**Exercise**: A line belongs in the answer if it contains "circleboom"; copy every such line from the entries below.

**Data provided**:
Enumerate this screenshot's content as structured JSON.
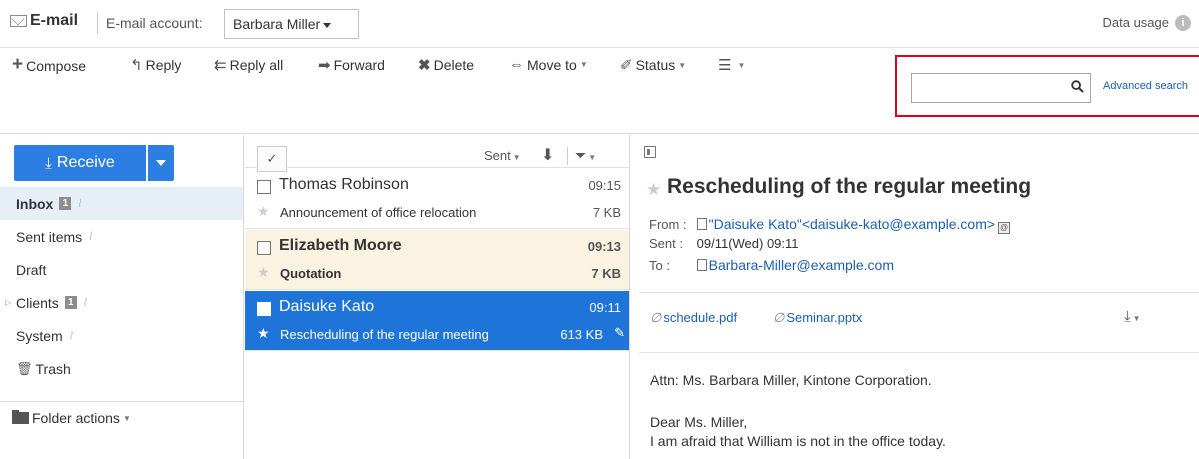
{
  "app": {
    "title": "E-mail"
  },
  "header": {
    "account_label": "E-mail account:",
    "account_value": "Barbara Miller",
    "data_usage": "Data usage"
  },
  "toolbar": {
    "compose": "Compose",
    "reply": "Reply",
    "reply_all": "Reply all",
    "forward": "Forward",
    "delete": "Delete",
    "move_to": "Move to",
    "status": "Status",
    "search_placeholder": "",
    "advanced_search": "Advanced search"
  },
  "sidebar": {
    "receive_label": "Receive",
    "folders": [
      {
        "label": "Inbox",
        "badge": "1",
        "active": true
      },
      {
        "label": "Sent items"
      },
      {
        "label": "Draft"
      },
      {
        "label": "Clients",
        "badge": "1"
      },
      {
        "label": "System"
      },
      {
        "label": "Trash"
      }
    ],
    "folder_actions": "Folder actions"
  },
  "list": {
    "sort_label": "Sent",
    "select_all_glyph": "✓",
    "rows": [
      {
        "sender": "Thomas Robinson",
        "time": "09:15",
        "subject": "Announcement of office relocation",
        "size": "7 KB",
        "state": "read"
      },
      {
        "sender": "Elizabeth Moore",
        "time": "09:13",
        "subject": "Quotation",
        "size": "7 KB",
        "state": "unread"
      },
      {
        "sender": "Daisuke Kato",
        "time": "09:11",
        "subject": "Rescheduling of the regular meeting",
        "size": "613 KB",
        "state": "selected"
      }
    ]
  },
  "message": {
    "subject": "Rescheduling of the regular meeting",
    "from_label": "From",
    "from_value": "\"Daisuke Kato\"<daisuke-kato@example.com>",
    "sent_label": "Sent",
    "sent_value": "09/11(Wed) 09:11",
    "to_label": "To",
    "to_value": "Barbara-Miller@example.com",
    "attachments": [
      "schedule.pdf",
      "Seminar.pptx"
    ],
    "body": [
      "Attn: Ms. Barbara Miller, Kintone Corporation.",
      "Dear Ms. Miller,",
      "I am afraid that William is not in the office today."
    ]
  },
  "colors": {
    "accent_blue": "#2d7ee3",
    "selected_row": "#1e74d8",
    "unread_row": "#fbf3e1",
    "highlight_frame": "#e0001b",
    "link": "#1c5fb0"
  }
}
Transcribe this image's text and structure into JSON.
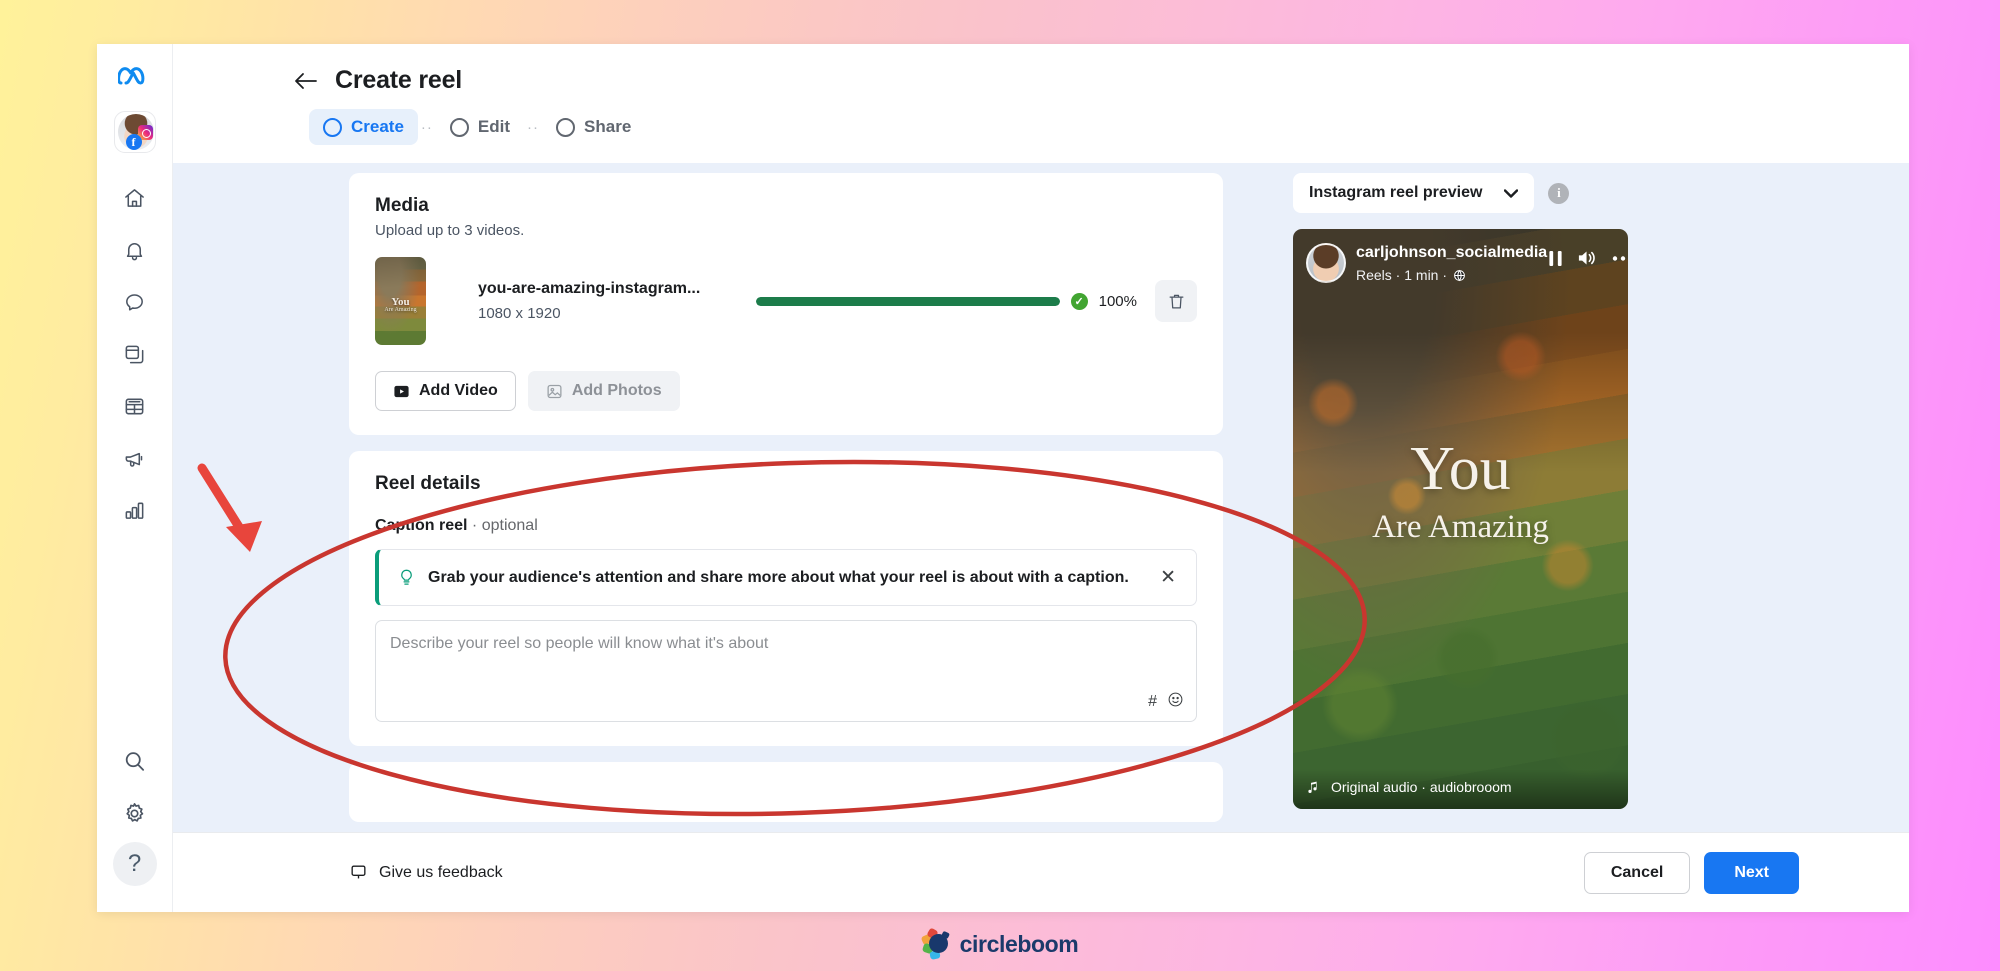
{
  "window": {
    "title": "Create reel",
    "back_icon": "back-arrow-icon"
  },
  "sidebar": {
    "logo": "meta-logo-icon",
    "account": {
      "name": "connected-account",
      "badges": [
        "instagram-icon",
        "facebook-icon"
      ]
    },
    "items": [
      {
        "name": "home",
        "icon": "home-icon"
      },
      {
        "name": "notifications",
        "icon": "bell-icon"
      },
      {
        "name": "messages",
        "icon": "chat-bubble-icon"
      },
      {
        "name": "content",
        "icon": "copy-cards-icon"
      },
      {
        "name": "planner",
        "icon": "calendar-grid-icon"
      },
      {
        "name": "ads",
        "icon": "megaphone-icon"
      },
      {
        "name": "insights",
        "icon": "bar-chart-icon"
      }
    ],
    "bottom_items": [
      {
        "name": "search",
        "icon": "search-icon"
      },
      {
        "name": "settings",
        "icon": "gear-icon"
      },
      {
        "name": "help",
        "icon": "question-mark-icon",
        "label": "?"
      }
    ]
  },
  "steps": [
    {
      "label": "Create",
      "active": true
    },
    {
      "label": "Edit",
      "active": false
    },
    {
      "label": "Share",
      "active": false
    }
  ],
  "step_separator": "··",
  "media": {
    "title": "Media",
    "subtitle": "Upload up to 3 videos.",
    "file": {
      "thumb_line1": "You",
      "thumb_line2": "Are Amazing",
      "name": "you-are-amazing-instagram...",
      "dimensions": "1080 x 1920",
      "progress": 100,
      "progress_label": "100%",
      "check_icon": "check-circle-icon",
      "delete_icon": "trash-icon"
    },
    "add_video_label": "Add Video",
    "add_video_icon": "video-play-icon",
    "add_photos_label": "Add Photos",
    "add_photos_icon": "photo-icon"
  },
  "reel_details": {
    "title": "Reel details",
    "caption_label": "Caption reel",
    "caption_optional": "· optional",
    "tip": {
      "icon": "lightbulb-icon",
      "text": "Grab your audience's attention and share more about what your reel is about with a caption.",
      "close_icon": "close-icon"
    },
    "textarea_placeholder": "Describe your reel so people will know what it's about",
    "tools": [
      {
        "name": "hashtag",
        "glyph": "#"
      },
      {
        "name": "emoji",
        "glyph": "☺"
      }
    ]
  },
  "preview": {
    "selector_label": "Instagram reel preview",
    "selector_caret": "chevron-down-icon",
    "info_icon": "info-icon",
    "info_glyph": "i",
    "account_name": "carljohnson_socialmedia",
    "meta_line": "Reels · 1 min ·",
    "globe_icon": "globe-icon",
    "controls": [
      {
        "name": "pause",
        "icon": "pause-icon"
      },
      {
        "name": "volume",
        "icon": "volume-icon"
      },
      {
        "name": "more-options",
        "icon": "ellipsis-icon"
      }
    ],
    "overlay_line1": "You",
    "overlay_line2": "Are Amazing",
    "audio_line": "Original audio · audiobrooom"
  },
  "footer": {
    "feedback_label": "Give us feedback",
    "feedback_icon": "feedback-bubble-icon",
    "cancel_label": "Cancel",
    "next_label": "Next"
  },
  "brand": {
    "name": "circleboom",
    "icon": "circleboom-logo-icon"
  },
  "annotations": {
    "ellipse": {
      "color": "#d13b3b",
      "target": "reel-details-caption-area"
    },
    "arrow": {
      "color": "#e8453c",
      "points_to": "reel-details-card"
    }
  },
  "colors": {
    "accent_blue": "#1877f2",
    "progress_green": "#1c7c4a",
    "tip_green": "#0a9d7a",
    "annotation_red": "#d13b3b"
  }
}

**Result**:
    "name": "circleboom",
    "icon": "circleboom-logo-icon"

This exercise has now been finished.